This can be explained, to some extent, by the undeniably true fact that most of the game's best athletes and players ply their trades in BCS leagues. But no one on the Boise State defense that currently ranks third in both scoring and total defense (or Utah's, which ranks sixth in both categories) is worthy of inclusion? Marshall defensive end Vinny Curry , tied for third nationally with 9.5 sacks and seventh nationally with 13.5 tackles for loss (one of only four players to rank in the top 10 in both categories) can't get a nod? Strong safety Domonic Cook of Buffalo leads the country in both passes broken up and interceptions; there's not room enough for him here?
There's no question that it's always going to be an uphill climb for non-AQ players who rarely play on national television and even more rarely receive the sort of fawning from scouts and writers that helps buoy campaigns for national honors, and that's fine. But it's worth wondering whether, in a season like this one, if the climb ought to be quite this steep.
Pictured: Boise State defensive lineman Ryan Winterswyk.

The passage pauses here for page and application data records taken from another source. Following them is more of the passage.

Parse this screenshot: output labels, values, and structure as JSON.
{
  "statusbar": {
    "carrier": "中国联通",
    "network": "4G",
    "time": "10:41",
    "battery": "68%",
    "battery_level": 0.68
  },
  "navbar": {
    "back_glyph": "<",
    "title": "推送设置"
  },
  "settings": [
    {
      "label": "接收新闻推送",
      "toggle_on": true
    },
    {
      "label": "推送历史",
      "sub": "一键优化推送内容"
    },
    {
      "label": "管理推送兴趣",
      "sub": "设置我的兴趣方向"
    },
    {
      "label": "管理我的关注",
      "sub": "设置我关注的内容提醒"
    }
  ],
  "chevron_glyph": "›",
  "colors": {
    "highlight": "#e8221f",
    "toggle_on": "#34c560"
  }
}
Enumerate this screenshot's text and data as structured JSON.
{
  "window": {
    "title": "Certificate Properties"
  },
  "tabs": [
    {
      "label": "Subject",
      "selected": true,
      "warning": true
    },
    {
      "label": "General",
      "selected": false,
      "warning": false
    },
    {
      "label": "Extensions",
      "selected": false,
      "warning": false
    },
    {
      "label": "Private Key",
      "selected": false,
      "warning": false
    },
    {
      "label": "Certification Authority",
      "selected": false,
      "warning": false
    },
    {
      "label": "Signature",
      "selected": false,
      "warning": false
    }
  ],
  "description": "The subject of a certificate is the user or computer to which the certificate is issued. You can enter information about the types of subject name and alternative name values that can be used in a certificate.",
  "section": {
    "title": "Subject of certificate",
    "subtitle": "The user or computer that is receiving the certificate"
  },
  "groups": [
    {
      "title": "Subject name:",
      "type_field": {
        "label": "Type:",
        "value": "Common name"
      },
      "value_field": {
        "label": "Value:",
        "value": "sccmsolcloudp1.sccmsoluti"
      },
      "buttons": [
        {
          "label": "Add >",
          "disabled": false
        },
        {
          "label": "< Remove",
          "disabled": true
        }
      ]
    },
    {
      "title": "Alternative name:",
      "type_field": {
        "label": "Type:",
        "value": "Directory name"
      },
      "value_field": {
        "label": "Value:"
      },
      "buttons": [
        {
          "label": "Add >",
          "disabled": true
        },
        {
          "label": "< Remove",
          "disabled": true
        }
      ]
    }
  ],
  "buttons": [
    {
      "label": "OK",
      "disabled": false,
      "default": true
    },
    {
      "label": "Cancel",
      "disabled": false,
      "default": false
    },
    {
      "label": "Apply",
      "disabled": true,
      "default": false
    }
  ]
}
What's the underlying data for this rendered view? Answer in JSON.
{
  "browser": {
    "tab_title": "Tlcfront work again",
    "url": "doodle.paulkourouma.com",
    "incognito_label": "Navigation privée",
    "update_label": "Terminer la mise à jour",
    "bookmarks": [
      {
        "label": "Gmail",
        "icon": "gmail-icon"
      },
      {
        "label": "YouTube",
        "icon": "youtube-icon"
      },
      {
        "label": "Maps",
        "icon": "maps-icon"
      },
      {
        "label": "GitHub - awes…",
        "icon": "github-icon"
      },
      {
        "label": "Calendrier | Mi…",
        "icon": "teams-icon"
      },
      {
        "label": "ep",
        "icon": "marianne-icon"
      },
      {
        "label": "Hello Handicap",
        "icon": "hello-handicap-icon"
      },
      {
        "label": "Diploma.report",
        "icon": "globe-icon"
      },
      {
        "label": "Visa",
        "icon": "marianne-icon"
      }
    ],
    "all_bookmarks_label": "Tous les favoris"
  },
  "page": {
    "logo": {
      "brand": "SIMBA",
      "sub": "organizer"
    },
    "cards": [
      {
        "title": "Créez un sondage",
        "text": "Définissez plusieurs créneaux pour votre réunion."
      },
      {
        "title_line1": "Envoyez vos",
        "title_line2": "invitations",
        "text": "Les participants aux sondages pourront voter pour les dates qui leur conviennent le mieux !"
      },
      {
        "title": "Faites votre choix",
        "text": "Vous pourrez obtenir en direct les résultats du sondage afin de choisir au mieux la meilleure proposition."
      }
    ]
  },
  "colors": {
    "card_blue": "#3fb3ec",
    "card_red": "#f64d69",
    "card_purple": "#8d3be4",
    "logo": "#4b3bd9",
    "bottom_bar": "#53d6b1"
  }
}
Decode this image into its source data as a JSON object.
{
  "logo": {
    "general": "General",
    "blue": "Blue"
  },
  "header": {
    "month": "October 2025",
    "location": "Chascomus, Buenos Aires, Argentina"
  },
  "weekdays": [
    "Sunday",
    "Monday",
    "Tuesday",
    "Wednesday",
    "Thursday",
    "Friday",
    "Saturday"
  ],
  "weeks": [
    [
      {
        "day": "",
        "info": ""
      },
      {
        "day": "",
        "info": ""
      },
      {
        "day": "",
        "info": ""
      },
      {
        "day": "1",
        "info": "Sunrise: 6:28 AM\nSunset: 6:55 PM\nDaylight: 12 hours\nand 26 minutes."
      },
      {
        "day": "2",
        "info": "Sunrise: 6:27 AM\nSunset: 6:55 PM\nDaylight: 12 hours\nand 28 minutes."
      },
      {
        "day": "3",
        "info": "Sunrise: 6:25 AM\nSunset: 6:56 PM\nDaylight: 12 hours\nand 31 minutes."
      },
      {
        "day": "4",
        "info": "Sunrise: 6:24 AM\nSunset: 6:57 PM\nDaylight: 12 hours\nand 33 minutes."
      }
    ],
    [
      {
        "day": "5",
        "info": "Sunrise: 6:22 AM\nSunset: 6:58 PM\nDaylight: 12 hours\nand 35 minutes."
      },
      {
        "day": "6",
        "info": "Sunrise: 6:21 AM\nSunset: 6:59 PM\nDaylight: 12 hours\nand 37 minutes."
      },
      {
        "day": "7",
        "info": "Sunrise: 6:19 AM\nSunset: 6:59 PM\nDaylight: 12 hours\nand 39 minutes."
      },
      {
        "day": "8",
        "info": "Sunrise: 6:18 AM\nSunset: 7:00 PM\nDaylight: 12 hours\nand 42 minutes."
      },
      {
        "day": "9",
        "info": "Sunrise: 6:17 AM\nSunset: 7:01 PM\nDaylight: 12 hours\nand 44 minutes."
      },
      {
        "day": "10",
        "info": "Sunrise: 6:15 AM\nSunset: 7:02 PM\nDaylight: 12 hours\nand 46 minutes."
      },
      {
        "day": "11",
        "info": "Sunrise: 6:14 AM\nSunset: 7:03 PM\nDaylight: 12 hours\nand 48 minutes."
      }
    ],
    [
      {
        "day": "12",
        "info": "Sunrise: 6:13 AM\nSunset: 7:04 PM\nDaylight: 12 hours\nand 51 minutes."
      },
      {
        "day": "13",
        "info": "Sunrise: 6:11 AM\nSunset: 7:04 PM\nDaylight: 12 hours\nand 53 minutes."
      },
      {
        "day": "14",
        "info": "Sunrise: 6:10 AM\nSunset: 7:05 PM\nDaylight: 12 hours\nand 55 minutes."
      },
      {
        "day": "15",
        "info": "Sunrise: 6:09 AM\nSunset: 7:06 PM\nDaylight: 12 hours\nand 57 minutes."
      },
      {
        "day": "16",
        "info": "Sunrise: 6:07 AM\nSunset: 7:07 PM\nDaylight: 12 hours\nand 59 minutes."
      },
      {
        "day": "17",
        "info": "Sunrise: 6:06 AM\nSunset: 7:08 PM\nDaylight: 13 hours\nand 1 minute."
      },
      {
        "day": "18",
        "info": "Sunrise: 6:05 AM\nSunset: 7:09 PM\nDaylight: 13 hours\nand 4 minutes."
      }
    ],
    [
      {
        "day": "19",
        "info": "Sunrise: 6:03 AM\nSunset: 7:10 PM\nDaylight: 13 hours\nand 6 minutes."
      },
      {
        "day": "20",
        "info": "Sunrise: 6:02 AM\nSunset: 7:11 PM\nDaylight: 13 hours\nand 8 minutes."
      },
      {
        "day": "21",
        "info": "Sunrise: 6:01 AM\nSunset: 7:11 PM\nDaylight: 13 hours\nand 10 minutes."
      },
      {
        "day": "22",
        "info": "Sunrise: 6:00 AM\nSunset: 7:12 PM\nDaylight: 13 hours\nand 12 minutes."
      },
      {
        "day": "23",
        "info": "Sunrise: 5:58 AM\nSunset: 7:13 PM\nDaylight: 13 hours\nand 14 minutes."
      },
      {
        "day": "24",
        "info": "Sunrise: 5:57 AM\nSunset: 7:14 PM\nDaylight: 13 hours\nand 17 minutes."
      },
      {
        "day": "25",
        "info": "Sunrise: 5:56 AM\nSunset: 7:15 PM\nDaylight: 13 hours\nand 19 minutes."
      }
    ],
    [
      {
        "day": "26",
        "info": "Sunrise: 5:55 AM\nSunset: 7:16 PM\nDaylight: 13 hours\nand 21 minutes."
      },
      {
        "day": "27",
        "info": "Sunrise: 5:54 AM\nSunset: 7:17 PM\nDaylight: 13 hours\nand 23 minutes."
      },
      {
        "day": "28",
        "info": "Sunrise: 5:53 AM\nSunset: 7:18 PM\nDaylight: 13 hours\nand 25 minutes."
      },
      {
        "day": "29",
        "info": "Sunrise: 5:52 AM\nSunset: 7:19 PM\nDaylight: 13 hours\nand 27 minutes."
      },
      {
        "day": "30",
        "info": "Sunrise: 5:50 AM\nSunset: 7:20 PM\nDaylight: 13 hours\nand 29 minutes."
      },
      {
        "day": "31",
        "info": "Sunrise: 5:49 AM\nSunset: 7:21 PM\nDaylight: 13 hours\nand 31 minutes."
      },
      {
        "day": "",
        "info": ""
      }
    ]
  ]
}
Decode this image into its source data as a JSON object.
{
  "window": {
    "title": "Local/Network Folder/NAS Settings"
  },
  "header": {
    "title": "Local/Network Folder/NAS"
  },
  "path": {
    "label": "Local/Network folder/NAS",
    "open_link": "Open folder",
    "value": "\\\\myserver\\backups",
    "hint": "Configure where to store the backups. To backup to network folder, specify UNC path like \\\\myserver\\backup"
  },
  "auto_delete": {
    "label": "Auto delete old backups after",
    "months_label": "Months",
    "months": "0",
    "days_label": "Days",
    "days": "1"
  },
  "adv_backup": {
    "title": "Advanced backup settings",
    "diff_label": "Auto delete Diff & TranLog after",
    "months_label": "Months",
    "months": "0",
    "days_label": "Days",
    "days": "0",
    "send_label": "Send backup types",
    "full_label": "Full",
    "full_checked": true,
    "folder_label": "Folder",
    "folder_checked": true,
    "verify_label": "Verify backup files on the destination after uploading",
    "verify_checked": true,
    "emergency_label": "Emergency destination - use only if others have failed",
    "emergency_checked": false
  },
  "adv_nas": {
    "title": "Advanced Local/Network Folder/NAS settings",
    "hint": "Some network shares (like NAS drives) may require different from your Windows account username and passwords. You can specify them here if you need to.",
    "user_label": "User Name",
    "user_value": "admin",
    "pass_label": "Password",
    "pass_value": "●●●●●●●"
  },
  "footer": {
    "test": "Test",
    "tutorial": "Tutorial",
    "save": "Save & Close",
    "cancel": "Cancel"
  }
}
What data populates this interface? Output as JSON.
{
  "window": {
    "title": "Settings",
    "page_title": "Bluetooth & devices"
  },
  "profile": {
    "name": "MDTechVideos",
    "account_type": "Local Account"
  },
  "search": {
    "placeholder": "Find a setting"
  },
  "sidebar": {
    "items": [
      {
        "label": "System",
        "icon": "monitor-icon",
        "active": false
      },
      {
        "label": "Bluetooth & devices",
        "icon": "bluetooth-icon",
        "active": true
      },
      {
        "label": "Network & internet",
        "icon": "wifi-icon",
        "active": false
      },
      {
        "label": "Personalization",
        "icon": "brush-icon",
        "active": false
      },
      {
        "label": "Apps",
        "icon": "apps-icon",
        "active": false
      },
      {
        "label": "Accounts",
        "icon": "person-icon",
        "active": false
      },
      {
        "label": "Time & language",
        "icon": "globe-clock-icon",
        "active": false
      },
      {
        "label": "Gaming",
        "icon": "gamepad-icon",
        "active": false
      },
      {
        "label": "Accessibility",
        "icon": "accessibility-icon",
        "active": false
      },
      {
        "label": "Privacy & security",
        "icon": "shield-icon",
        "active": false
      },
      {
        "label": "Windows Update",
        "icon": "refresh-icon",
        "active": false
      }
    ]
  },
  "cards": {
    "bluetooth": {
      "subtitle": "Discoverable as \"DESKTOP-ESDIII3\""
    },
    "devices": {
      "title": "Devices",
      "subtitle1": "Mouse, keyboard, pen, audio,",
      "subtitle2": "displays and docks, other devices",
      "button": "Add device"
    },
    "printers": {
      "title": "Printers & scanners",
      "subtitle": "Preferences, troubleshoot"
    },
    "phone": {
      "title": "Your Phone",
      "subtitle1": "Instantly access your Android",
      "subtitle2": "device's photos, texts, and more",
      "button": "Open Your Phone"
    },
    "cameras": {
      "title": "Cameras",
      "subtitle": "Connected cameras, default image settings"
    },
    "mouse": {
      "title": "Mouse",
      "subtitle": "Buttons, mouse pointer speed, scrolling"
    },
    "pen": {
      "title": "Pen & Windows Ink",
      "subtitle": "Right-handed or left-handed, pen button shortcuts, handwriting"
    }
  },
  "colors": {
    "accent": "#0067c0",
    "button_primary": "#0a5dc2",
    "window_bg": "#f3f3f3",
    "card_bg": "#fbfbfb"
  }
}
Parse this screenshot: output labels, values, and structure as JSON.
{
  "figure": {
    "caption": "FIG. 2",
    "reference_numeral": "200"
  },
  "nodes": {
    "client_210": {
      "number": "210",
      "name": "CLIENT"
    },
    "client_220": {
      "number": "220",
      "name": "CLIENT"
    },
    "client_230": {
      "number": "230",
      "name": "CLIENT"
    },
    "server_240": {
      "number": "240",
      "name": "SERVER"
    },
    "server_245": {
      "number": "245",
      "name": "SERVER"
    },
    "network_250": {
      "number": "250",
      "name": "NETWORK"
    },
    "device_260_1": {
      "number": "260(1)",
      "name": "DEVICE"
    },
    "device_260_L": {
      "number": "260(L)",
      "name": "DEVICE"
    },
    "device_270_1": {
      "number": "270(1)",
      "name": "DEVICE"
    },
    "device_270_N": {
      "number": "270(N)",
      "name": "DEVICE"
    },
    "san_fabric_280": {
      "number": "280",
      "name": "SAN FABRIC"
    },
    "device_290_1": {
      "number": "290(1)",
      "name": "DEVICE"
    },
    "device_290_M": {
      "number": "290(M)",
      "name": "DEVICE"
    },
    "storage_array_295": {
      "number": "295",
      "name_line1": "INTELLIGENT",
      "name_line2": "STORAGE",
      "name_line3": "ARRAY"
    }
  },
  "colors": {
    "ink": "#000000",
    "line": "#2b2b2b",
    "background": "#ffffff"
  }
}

Tags: Adrian Clayborn, Boise State, Brandon Harris, Cameron Heyward, Chimdi Chekwa, Cliff Harris, Da'quan Bowers, Drake Nevis, Greg Jones, Jake Kirkpatrick, Jared Crick, Jeremy Beal, Joe Lefeged, Lombardi Award, Mark Barron, Nick Fairley, Patrick Peterson, Prince Amukamara, Rahim Moore, Rodney Hudson, Ryan Kerrigan, Ryan Winterswyk, Sam Acho, TCU, Tejay Johnson, Thorpe Award, Tyler Sash, Utah